Could you reproduce all of the records exactly?

_Stored data_:
——————————

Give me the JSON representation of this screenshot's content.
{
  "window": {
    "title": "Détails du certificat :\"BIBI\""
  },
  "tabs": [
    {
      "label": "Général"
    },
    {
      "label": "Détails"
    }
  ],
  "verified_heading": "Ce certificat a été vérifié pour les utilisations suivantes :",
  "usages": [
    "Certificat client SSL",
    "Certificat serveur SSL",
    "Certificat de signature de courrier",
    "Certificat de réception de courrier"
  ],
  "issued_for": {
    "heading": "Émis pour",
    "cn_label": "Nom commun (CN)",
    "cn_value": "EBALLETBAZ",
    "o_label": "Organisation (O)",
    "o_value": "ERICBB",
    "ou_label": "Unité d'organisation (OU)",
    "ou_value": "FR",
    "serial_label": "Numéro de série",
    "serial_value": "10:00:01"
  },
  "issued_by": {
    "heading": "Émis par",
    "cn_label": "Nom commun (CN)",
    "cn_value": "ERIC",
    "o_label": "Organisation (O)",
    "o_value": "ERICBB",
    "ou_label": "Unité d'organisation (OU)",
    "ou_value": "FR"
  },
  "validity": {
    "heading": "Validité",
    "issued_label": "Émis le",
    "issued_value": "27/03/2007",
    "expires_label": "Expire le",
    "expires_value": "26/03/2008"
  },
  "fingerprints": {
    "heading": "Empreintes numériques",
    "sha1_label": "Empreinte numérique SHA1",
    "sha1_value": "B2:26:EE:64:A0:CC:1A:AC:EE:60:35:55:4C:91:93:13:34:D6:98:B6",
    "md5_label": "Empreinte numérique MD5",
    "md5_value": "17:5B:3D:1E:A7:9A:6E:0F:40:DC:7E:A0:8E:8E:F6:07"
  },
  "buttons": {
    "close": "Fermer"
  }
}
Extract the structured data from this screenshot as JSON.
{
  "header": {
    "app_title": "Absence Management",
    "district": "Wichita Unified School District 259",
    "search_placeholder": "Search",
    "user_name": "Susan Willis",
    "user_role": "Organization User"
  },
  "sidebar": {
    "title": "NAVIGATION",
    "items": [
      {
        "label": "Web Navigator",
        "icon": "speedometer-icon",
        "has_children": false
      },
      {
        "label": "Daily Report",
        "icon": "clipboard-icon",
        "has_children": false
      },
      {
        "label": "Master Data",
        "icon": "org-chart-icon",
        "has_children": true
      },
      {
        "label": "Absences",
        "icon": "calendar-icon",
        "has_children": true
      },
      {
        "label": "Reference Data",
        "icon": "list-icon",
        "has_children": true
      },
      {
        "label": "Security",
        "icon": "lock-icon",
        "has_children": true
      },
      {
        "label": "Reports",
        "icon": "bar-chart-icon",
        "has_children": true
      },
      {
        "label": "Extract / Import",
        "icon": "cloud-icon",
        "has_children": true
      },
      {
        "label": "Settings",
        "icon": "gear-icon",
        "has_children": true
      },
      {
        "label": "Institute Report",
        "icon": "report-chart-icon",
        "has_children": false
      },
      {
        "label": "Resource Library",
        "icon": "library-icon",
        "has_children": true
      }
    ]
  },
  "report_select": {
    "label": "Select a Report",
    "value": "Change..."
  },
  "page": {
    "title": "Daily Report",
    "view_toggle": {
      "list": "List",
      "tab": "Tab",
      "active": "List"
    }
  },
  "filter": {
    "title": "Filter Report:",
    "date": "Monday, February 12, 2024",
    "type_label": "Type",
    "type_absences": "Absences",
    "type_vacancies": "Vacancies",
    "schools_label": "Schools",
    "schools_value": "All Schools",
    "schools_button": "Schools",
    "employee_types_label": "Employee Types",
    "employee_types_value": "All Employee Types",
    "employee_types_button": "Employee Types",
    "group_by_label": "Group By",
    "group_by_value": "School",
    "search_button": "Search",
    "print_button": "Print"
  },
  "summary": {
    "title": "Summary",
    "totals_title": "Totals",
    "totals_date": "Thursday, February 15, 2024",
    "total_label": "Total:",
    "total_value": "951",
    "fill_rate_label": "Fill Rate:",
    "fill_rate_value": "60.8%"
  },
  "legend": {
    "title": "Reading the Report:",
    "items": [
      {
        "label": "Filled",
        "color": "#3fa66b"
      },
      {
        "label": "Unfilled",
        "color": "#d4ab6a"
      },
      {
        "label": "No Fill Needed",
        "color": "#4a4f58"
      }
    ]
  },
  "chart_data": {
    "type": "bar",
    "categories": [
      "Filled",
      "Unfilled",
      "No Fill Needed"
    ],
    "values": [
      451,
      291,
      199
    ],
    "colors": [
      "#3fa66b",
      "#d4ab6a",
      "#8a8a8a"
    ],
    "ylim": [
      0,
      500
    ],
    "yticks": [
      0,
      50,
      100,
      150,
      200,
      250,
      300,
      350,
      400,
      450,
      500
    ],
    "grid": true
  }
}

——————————

_Result_:
Give me the JSON representation of this screenshot's content.
{
  "window": {
    "title": "Détails du certificat :\"BIBI\""
  },
  "tabs": [
    {
      "label": "Général"
    },
    {
      "label": "Détails"
    }
  ],
  "verified_heading": "Ce certificat a été vérifié pour les utilisations suivantes :",
  "usages": [
    "Certificat client SSL",
    "Certificat serveur SSL",
    "Certificat de signature de courrier",
    "Certificat de réception de courrier"
  ],
  "issued_for": {
    "heading": "Émis pour",
    "cn_label": "Nom commun (CN)",
    "cn_value": "EBALLETBAZ",
    "o_label": "Organisation (O)",
    "o_value": "ERICBB",
    "ou_label": "Unité d'organisation (OU)",
    "ou_value": "FR",
    "serial_label": "Numéro de série",
    "serial_value": "10:00:01"
  },
  "issued_by": {
    "heading": "Émis par",
    "cn_label": "Nom commun (CN)",
    "cn_value": "ERIC",
    "o_label": "Organisation (O)",
    "o_value": "ERICBB",
    "ou_label": "Unité d'organisation (OU)",
    "ou_value": "FR"
  },
  "validity": {
    "heading": "Validité",
    "issued_label": "Émis le",
    "issued_value": "27/03/2007",
    "expires_label": "Expire le",
    "expires_value": "26/03/2008"
  },
  "fingerprints": {
    "heading": "Empreintes numériques",
    "sha1_label": "Empreinte numérique SHA1",
    "sha1_value": "B2:26:EE:64:A0:CC:1A:AC:EE:60:35:55:4C:91:93:13:34:D6:98:B6",
    "md5_label": "Empreinte numérique MD5",
    "md5_value": "17:5B:3D:1E:A7:9A:6E:0F:40:DC:7E:A0:8E:8E:F6:07"
  },
  "buttons": {
    "close": "Fermer"
  }
}
Extract the structured data from this screenshot as JSON.
{
  "header": {
    "app_title": "Absence Management",
    "district": "Wichita Unified School District 259",
    "search_placeholder": "Search",
    "user_name": "Susan Willis",
    "user_role": "Organization User"
  },
  "sidebar": {
    "title": "NAVIGATION",
    "items": [
      {
        "label": "Web Navigator",
        "icon": "speedometer-icon",
        "has_children": false
      },
      {
        "label": "Daily Report",
        "icon": "clipboard-icon",
        "has_children": false
      },
      {
        "label": "Master Data",
        "icon": "org-chart-icon",
        "has_children": true
      },
      {
        "label": "Absences",
        "icon": "calendar-icon",
        "has_children": true
      },
      {
        "label": "Reference Data",
        "icon": "list-icon",
        "has_children": true
      },
      {
        "label": "Security",
        "icon": "lock-icon",
        "has_children": true
      },
      {
        "label": "Reports",
        "icon": "bar-chart-icon",
        "has_children": true
      },
      {
        "label": "Extract / Import",
        "icon": "cloud-icon",
        "has_children": true
      },
      {
        "label": "Settings",
        "icon": "gear-icon",
        "has_children": true
      },
      {
        "label": "Institute Report",
        "icon": "report-chart-icon",
        "has_children": false
      },
      {
        "label": "Resource Library",
        "icon": "library-icon",
        "has_children": true
      }
    ]
  },
  "report_select": {
    "label": "Select a Report",
    "value": "Change..."
  },
  "page": {
    "title": "Daily Report",
    "view_toggle": {
      "list": "List",
      "tab": "Tab",
      "active": "List"
    }
  },
  "filter": {
    "title": "Filter Report:",
    "date": "Monday, February 12, 2024",
    "type_label": "Type",
    "type_absences": "Absences",
    "type_vacancies": "Vacancies",
    "schools_label": "Schools",
    "schools_value": "All Schools",
    "schools_button": "Schools",
    "employee_types_label": "Employee Types",
    "employee_types_value": "All Employee Types",
    "employee_types_button": "Employee Types",
    "group_by_label": "Group By",
    "group_by_value": "School",
    "search_button": "Search",
    "print_button": "Print"
  },
  "summary": {
    "title": "Summary",
    "totals_title": "Totals",
    "totals_date": "Thursday, February 15, 2024",
    "total_label": "Total:",
    "total_value": "951",
    "fill_rate_label": "Fill Rate:",
    "fill_rate_value": "60.8%"
  },
  "legend": {
    "title": "Reading the Report:",
    "items": [
      {
        "label": "Filled",
        "color": "#3fa66b"
      },
      {
        "label": "Unfilled",
        "color": "#d4ab6a"
      },
      {
        "label": "No Fill Needed",
        "color": "#4a4f58"
      }
    ]
  },
  "chart_data": {
    "type": "bar",
    "categories": [
      "Filled",
      "Unfilled",
      "No Fill Needed"
    ],
    "values": [
      451,
      291,
      199
    ],
    "colors": [
      "#3fa66b",
      "#d4ab6a",
      "#8a8a8a"
    ],
    "ylim": [
      0,
      500
    ],
    "yticks": [
      0,
      50,
      100,
      150,
      200,
      250,
      300,
      350,
      400,
      450,
      500
    ],
    "grid": true
  }
}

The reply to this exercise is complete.